But the Tax Policy Center’s Howard Gleckman says, “Hey, slow down!” While the surtax would raise the average tax bill of millionaires by some $110,000, the fact is that there simply aren’t enough millionaires to actually solve the country’s fiscal problems. “If we are going to get serious about the deficit, people making $200,000 (or even $100,000) have got to help out,” Gleckman suggests.
Gleckman’s chief concern: That the surtax will torpedo any realistic effort at long-term tax reform. Thanks to tax changes in the offing—the expected expiration of the Bush tax cuts, which will spike the top rate to 39.6 and curb a number of exemptions, along with a .9 percent surtax on expensive plans as part of health care reform—the top marginal tax rate for millionaires would climb to nearly 50 percent by 2013. And according to the current schedule, the tax rate on capital gains will also almost double by 2013.
So what’s the problem?
With rates this high, the political pressure to protect tax preferences will be enormous. After all, the rich are going to fight much harder to protect breaks that are worth 50 cents on the dollar than one that is worth only 35 cents. And I stupidly thought the idea was to lower rates and eliminate these subsidies.
Reid wants to be able to say that Republicans blocked a critical jobs bill just to protect their fat-cat millionaire pals. Give him credit for smart politics: By replacing the potpourri of tax increases Obama would have used to pay for his stimulus bill with a simple, easy to understand millionaire tax, the Senate Democratic leader has done a wonderful job clarifying his party’s message.
Gleckman’s complaint here is that the surtax, while good politics, spells trouble for long-term tax policy.

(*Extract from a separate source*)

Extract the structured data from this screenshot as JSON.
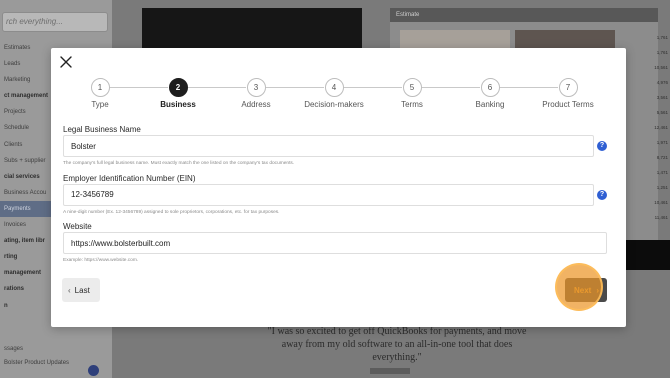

But Gleckman’s operating in a universe where broad-based tax reform—lowering tax rates and curbing deductions—seems somehow politically feasible in the near or even the long term. That’s not really the case: Obama’s jobs bill, with the surtax (and quite possibly without), doesn’t have a shot. So policy-wise, he’s backed into a corner. But if the political play—one that Democrats and Republicans around the country are clamoring for—is the only one you’ve got, then it’s the one you make. With popular opinion still on his side when it comes to making the rich pay their fair share, why not exploit the advantage?